We have a somewhat new tradition in our family. It’s called Dad Day. This is the day we gather with Mom and celebrate Dad. It’s been three years since he passed and while the missing is still strong, the grief has lessened. I still watch for signs, messages from Dad. Sometimes I am rewarded with a good one. These signs feel to me like a wink and a nod of magic.
As a professional photographer I sometimes speak to photography groups. There is a group in Chico, where my cousins live and it worked out for me to go up there to speak. I had my choice of speaking in March, April or May and I decided on April. As it happened, the speaking date would be the day before Dad Day. My sister, Nancy had an easy time finding backup for her kids so it turned out that we could go together to Chico, then loop around to Mom’s on the way home.
I emailed our cousins to let them know that after two years we would finally be coming to town and would love to get together for breakfast on Friday. The truth of this cousin thing is that we are all really cousins and second cousins, but to make things easier we just call everyone cousin. Towards the end of dad’s life he made it clear that his cousin Jack was like a brother to him. From then on he called him Brother. They had grown up together, their common bond laughter. Their unspoken connection was like the secret language of twins. They shared a tall frame, stoic exteriors and hearts of gold. Dad called him Brother. We call him Uncle.

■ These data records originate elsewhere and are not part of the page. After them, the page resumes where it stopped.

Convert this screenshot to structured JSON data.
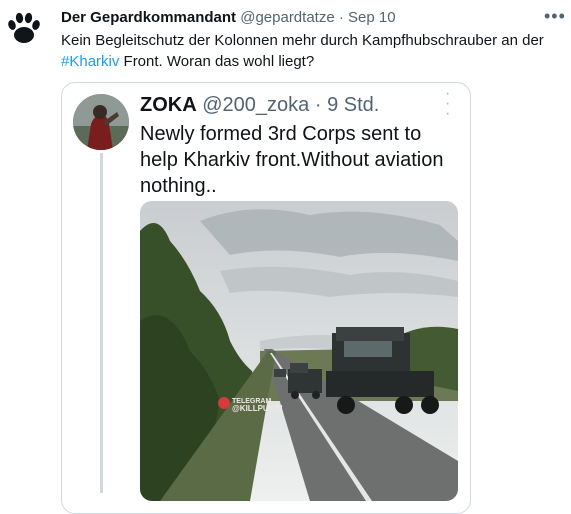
{
  "tweet": {
    "display_name": "Der Gepardkommandant",
    "handle": "@gepardtatze",
    "separator": "·",
    "date": "Sep 10",
    "more_icon": "more-icon",
    "text_before": "Kein Begleitschutz der Kolonnen mehr durch Kampfhubschrauber an der",
    "hashtag": "#Kharkiv",
    "text_after": " Front. Woran das wohl liegt?"
  },
  "quoted": {
    "display_name": "ZOKA",
    "handle": "@200_zoka",
    "separator": "·",
    "date": "9 Std.",
    "text": "Newly formed 3rd Corps sent to help Kharkiv front.Without aviation nothing..",
    "watermark_line1": "TELEGRAM",
    "watermark_line2": "@KILLPUKIN"
  },
  "colors": {
    "accent": "#1d9bf0",
    "text": "#0f1419",
    "secondary": "#536471",
    "border": "#cfd9de"
  }
}
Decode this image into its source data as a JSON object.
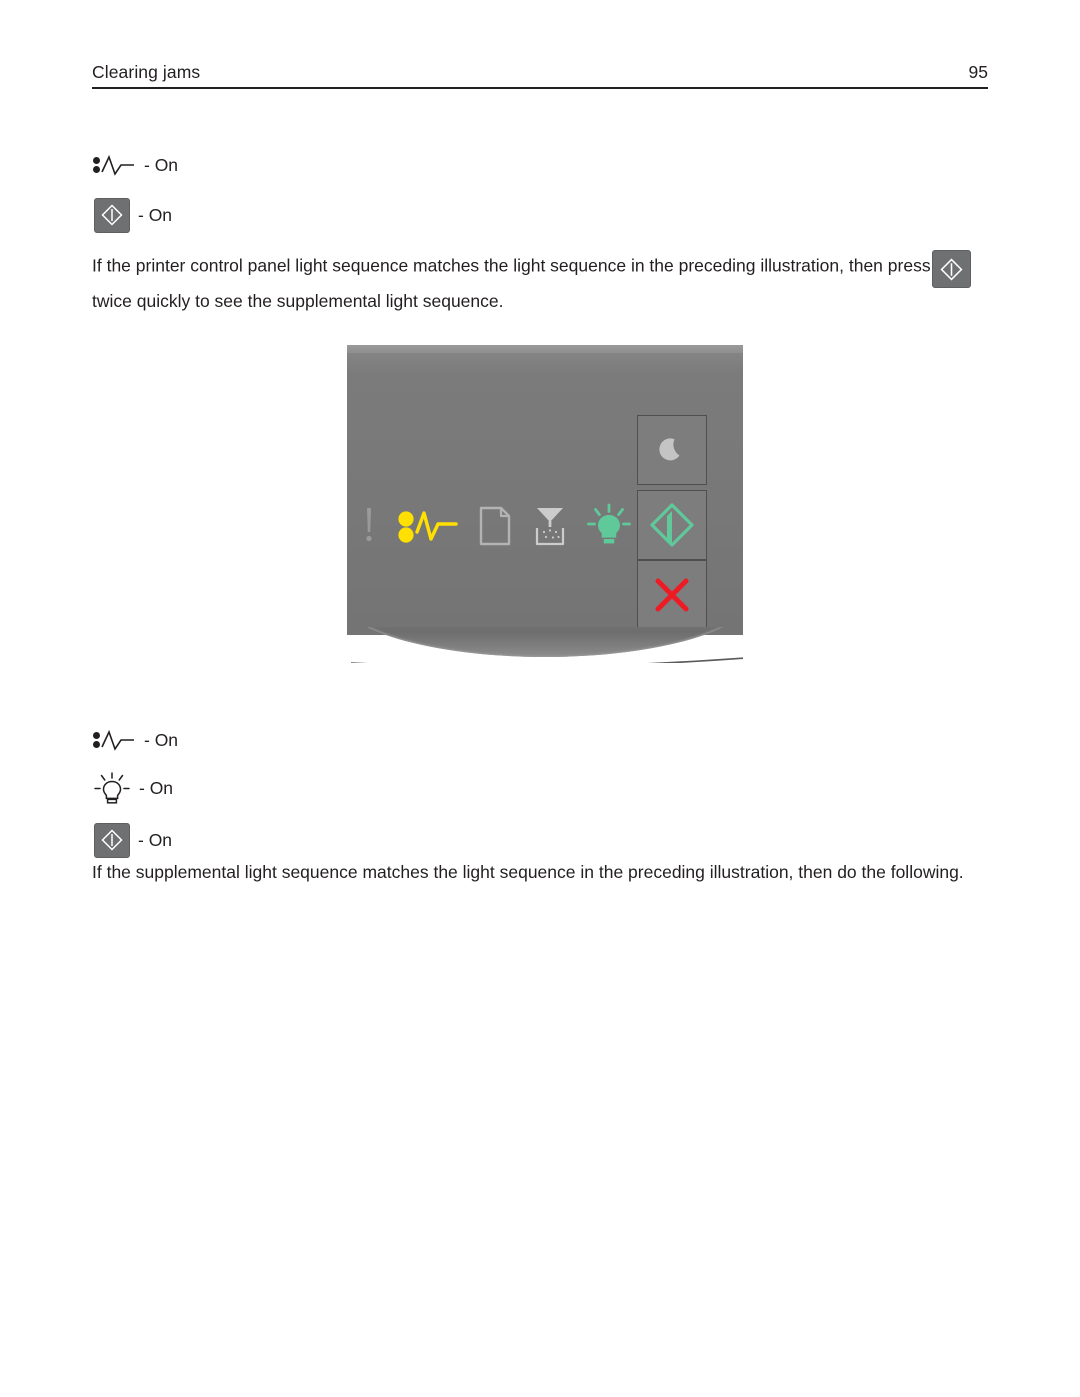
{
  "header": {
    "title": "Clearing jams",
    "page_number": "95"
  },
  "light_sequence_primary": {
    "items": [
      {
        "icon": "paper-jam-icon",
        "state_label": "- On"
      },
      {
        "icon": "start-button-icon",
        "state_label": "- On"
      }
    ]
  },
  "paragraphs": {
    "instruction_before_button": "If the printer control panel light sequence matches the light sequence in the preceding illustration, then press",
    "instruction_after_button": "twice quickly to see the supplemental light sequence.",
    "supplemental_instruction": "If the supplemental light sequence matches the light sequence in the preceding illustration, then do the following."
  },
  "control_panel": {
    "name": "printer-control-panel-illustration",
    "background_color": "#7a7a7a",
    "indicator_lights": [
      {
        "name": "error-icon",
        "symbol": "!",
        "state": "off",
        "color": "#9a9a9a"
      },
      {
        "name": "paper-jam-icon",
        "symbol": "jam",
        "state": "on",
        "color": "#ffe000"
      },
      {
        "name": "paper-icon",
        "symbol": "page",
        "state": "off",
        "color": "#b0b0b0"
      },
      {
        "name": "toner-icon",
        "symbol": "toner",
        "state": "off",
        "color": "#c8c8c8"
      },
      {
        "name": "lightbulb-icon",
        "symbol": "bulb",
        "state": "on",
        "color": "#5fc99a"
      }
    ],
    "buttons": [
      {
        "name": "sleep-button",
        "symbol": "moon",
        "color": "#c4c4c4"
      },
      {
        "name": "start-button",
        "symbol": "diamond-start",
        "color": "#5fc99a"
      },
      {
        "name": "stop-cancel-button",
        "symbol": "x",
        "color": "#ed1c24"
      }
    ]
  },
  "light_sequence_supplemental": {
    "items": [
      {
        "icon": "paper-jam-icon",
        "state_label": "- On"
      },
      {
        "icon": "lightbulb-icon",
        "state_label": "- On"
      },
      {
        "icon": "start-button-icon",
        "state_label": "- On"
      }
    ]
  }
}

The response to our email was that a breakfast date would be great and that Uncle Jack is in the hospital. Jack, who was our rock, just as Dad had been our rock. When Dad was sick, Jack told me to be brave and showed me how. He was proud of us and we loved and looked up to him. Now Jack was in the hospital and we were to visit him on Friday, Dad Day.

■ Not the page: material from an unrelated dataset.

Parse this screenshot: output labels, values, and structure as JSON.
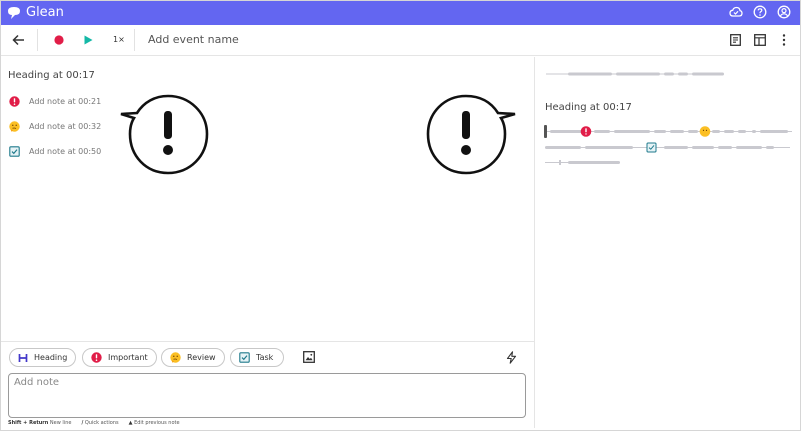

Affairs of the heart have that private intensity about them, and then you are thrust back into the bustle of life and asked to participate as you always have. I met with the Chico photographers and talked about how Giving Back is Good for Business. At the end of my presentation I talked about giving back to oneself – The importance of self and family being paramount to living a full life. This is the lesson my dad taught me through his passing.
Instead of sneaking in the lessons that are now my passion, I actually built my talk around them: “How do you balance taking care of the rest of the world and who takes care of us? If we don’t, who will?” By the end of my talk I had bared my soul and made new friends in photography. I found we are more alike than different, that we all care about our families and we really want to make a difference.
On Friday, Nancy and I awoke to a bright, warm day, a day of catching up on all of the news of Jack and my cousins. And the realization that strength and giving can mask the needing – that sometimes the needing is harder to do than the giving. Nancy and I went to see our Jack, not knowing what was or was to be. All we knew is we were here, ambassadors for Dad.
Dad would have loved that we were here for Jack on Dad Day. Loving Jack and hearing his story of masculinity and finally the giving up. Giving him our love and touch. Hoping he knew how much he meant to us, realizing that we too, were takers of his strength. Our conversation was light and funny with ‘real’ in between the lines. I looked into his big owl eyes hoping for the best, but uncertain of life’s fairness.
Naively, I thought it was a fluke that Dad had died so young, that everyone else would get a good twenty more years or so. I was starting to realize that this was a dream. Really none of us has that guarantee.
We said our goodbyes with kisses and love. As I turned back at the door I saw him glance down with a sigh of sadness. The places in between reveal so much more than the surface.
Jack died about a week later, on Saturday. It was a swift decline. He was no match for the multiple lines tripping him up and pulling him down. He was ready to leave this life. It had become too hard. My regrets could not have saved him. No one could. He could only have saved himself, as is true for every person.
What I learned from Dad about living now, taking care of myself and valuing those I love has only been reinforced by Jack. I feel like my message could not have been made more clear. If it’s to be, it’s up to me. How do we remember to save ourselves every day? Not just as a prescription or band-aid, but as a strengthening for living.
I believe in magic and I know in my heart that Dad was there for Jack in his final moments, just as they were there for each other during their lives. We will say our final goodbyes tomorrow.